Work to complete:
In the data below, give the number of lines that contain the word "network". Nothing else is needed.

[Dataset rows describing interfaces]

━━━━

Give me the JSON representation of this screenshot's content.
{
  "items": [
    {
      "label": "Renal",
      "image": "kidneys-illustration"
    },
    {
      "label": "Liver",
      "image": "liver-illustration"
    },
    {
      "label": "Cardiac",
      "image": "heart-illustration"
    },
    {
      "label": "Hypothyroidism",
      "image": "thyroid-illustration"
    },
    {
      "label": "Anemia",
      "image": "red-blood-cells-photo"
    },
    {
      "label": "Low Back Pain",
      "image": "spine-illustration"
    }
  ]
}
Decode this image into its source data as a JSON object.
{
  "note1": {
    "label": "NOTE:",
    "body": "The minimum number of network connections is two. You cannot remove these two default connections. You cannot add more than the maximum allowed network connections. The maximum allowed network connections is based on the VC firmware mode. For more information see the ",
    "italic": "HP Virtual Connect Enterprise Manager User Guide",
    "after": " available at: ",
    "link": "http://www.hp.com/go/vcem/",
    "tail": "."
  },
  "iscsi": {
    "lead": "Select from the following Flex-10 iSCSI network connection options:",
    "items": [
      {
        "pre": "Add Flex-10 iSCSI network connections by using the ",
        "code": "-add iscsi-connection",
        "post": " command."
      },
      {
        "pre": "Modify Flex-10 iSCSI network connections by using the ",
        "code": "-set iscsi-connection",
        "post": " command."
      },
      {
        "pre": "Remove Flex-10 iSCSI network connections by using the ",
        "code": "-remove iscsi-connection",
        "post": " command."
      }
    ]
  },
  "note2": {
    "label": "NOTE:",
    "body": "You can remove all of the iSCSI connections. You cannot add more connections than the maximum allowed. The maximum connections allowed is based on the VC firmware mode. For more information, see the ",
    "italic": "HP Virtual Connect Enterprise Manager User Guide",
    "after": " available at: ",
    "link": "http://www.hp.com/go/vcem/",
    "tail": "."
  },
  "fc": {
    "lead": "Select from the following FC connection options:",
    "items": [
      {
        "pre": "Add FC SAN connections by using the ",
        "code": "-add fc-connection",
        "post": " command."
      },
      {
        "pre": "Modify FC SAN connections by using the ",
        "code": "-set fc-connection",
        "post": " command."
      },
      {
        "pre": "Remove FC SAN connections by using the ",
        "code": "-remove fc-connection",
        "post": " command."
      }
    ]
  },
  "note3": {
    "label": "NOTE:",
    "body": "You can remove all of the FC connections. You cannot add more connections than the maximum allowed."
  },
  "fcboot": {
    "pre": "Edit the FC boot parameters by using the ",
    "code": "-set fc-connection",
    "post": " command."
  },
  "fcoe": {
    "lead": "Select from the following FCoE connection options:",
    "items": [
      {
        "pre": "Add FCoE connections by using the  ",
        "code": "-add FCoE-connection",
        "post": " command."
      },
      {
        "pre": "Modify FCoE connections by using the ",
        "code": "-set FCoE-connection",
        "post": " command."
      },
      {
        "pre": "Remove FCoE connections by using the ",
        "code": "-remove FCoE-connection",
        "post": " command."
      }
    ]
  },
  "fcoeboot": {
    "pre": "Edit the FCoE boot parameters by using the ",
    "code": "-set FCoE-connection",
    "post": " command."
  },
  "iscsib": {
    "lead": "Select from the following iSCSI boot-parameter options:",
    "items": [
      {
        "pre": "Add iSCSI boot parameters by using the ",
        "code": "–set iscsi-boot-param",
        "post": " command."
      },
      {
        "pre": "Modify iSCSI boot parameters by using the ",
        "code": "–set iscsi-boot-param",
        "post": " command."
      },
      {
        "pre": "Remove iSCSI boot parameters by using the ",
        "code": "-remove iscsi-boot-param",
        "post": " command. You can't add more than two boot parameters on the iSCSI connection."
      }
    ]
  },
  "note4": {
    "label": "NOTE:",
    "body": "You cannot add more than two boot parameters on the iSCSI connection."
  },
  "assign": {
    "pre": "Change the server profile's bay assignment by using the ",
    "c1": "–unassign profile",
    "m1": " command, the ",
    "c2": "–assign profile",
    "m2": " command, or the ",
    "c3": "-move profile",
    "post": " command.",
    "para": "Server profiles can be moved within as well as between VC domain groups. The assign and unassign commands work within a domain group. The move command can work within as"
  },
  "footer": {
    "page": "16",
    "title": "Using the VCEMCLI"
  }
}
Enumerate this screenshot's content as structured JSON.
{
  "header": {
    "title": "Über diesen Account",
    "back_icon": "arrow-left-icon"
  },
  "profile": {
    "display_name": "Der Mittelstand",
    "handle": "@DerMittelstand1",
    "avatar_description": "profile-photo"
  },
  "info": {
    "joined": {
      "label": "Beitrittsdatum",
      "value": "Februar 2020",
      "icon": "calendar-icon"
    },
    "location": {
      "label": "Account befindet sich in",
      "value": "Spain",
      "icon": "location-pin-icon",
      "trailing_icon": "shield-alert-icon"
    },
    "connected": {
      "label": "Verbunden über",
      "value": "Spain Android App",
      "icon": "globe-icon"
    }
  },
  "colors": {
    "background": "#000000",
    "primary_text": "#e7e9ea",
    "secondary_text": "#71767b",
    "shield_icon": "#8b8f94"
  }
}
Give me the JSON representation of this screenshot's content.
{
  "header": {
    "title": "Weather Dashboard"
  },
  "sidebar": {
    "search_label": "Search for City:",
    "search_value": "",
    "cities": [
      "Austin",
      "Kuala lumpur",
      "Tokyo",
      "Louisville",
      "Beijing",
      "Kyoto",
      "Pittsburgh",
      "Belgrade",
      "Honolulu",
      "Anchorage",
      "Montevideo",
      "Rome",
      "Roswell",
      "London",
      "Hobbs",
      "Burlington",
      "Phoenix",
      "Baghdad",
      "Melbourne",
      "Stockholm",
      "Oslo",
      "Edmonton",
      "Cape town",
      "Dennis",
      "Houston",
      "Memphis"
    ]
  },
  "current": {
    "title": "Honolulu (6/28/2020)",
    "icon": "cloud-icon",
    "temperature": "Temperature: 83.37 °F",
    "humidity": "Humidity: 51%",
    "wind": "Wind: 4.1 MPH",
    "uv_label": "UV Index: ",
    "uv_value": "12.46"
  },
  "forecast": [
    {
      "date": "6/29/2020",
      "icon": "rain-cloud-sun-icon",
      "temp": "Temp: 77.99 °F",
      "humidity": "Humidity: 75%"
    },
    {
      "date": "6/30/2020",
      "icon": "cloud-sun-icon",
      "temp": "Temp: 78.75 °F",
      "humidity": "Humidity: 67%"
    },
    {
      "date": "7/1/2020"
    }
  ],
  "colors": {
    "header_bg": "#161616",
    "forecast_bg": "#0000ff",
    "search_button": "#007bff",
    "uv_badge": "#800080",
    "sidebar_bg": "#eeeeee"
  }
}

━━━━

Output of the task:
5